The SDG goal 6 on water broadens the Millennium Development Goal on water that will expire at the end of this year.

The SDG 6 on water is one of the 17 goals that have been defined by the United Nations to end poverty and to better meet human needs, while protecting our environment, ensuring peace and realizing human rights.

The new SDG goal on water also aims at halving the discharge of untreated waste water, a significant increase of efficient water use and reduction of stress on water resources.

dws-unesco-ihe-sdg6-poster-350pxReview of activities that contribute of SDG6
Much of Unesco-IHE's work contributes to educating water professionals, undertaking research and developing innovative solutions to sanitation, environment and food security challenges.

On its website the institute listed a number of specific activities that contribute of the achievement od the SDG nr.6 on water.

Wetlands and food production
Wetlands play an important role in several of the SDGs, including those on food security and poverty eradication, ecosystems and biodiversity, water and climate change adaptation. If disconnected, actions taken to achieve one goal can easily conflict with other legitimate priorities.

Professor Ken Irvine of Unesco-IHE moderated a seminar on this topic at World Water Week in Stockholm on 23 August 2015. The aim was to build bridges between often disconnected communities, for human development in wetlands, ecosystem protection, and agricultural investments and promote a fruitful dialogue to improve policies for sustainable wetland use.

Lecture series in Water
Both professors Margreet Zwarteveen and Joyeeta Gupta from Unesco-IHE are involved in a 'special lecture series' at the University of Amsterdam (UvA) which will be held in the first semester of 2015-2016. The theme of this year is Water: Avoiding water wars. Governing water resources in the south.

The lectures will highlight problems and opportunities associated with fresh and salt water in developing nations of Africa, Asia and Latin America.

dws-unesco-ihe-sgd6-more-crop-per-drop-database-350pxMore crop per drop
The development of technology tools for achieving SDG nr.2 on food security, especially under conditions of water scarcity, is thriving. One of these new tools is the use of near real-time available data on crop production and water productivity, obtained from satellite images.
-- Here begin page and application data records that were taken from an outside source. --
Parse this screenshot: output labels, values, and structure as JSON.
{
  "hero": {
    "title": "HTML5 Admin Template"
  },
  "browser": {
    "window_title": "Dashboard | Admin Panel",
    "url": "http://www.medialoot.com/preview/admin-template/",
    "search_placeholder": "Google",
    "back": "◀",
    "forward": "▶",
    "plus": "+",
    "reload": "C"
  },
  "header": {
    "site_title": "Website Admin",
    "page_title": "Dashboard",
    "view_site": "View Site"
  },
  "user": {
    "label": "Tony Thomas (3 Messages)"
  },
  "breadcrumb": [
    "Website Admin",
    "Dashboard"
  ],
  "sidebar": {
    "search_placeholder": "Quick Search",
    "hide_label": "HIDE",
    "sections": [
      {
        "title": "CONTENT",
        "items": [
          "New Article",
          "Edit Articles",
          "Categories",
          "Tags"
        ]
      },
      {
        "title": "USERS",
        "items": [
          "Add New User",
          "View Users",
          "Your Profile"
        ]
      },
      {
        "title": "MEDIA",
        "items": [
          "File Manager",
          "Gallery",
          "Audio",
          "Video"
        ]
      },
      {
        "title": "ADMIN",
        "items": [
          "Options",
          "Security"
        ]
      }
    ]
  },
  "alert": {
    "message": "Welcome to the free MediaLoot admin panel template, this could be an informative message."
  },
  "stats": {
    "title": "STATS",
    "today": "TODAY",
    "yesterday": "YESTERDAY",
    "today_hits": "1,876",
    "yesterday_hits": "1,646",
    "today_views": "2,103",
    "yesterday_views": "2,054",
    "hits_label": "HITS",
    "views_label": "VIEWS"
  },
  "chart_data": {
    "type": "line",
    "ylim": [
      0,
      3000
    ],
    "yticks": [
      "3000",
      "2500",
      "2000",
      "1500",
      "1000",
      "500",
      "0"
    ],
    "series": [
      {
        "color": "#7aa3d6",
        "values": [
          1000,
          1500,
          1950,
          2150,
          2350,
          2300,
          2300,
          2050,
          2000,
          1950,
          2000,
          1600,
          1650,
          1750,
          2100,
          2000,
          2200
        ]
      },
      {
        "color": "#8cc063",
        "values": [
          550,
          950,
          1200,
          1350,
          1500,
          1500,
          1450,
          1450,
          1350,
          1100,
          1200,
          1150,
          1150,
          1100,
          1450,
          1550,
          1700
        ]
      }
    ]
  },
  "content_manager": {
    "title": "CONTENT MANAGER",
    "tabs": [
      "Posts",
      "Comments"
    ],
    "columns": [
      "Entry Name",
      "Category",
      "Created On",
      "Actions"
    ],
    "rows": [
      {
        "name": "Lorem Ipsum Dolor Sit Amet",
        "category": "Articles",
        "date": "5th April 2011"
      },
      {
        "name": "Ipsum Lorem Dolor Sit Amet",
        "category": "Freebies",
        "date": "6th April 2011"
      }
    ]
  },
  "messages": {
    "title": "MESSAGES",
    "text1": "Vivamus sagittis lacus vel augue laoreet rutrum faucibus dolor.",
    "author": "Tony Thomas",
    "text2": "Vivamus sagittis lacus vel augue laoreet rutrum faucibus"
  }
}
A database with information on water productivity in the African continent will be launched by the end of this year.

This database can be used by policy makers, water managers and farmers to propose solutions to reduce water productivity gaps, while taking into account ecosystems services and the equitable use of water resources.

Water security projects
Unesco-IHE has been and is involved in a variety of water security related projects, where research is being carried out on for instance drought forecasting, groundwater dynamics, innovative agricultural practices, IT solutions, water scarcity & water abundance and integrated water resources management.

Some of these projects include:
● DEWFORA: drought forecasting in Africa
● ESCACES: Evaluating groundwater in times of scarcity and of abundance in Colombia
● EartH2Observe: Global Earth Observation for Integrated Water Resource Assessment
● MaMaSe: Improving water safety and security in the Mara River Basin in Kenya
● Mobile water management in Mozambique

This news item was originally published on the website of Unesco-IHE: part 1 and part 2.

More information
Unesco-IHE Institute of water education
Delft, the Netherlands
+31 15 212 29 21

UN Sustainable development summit 2015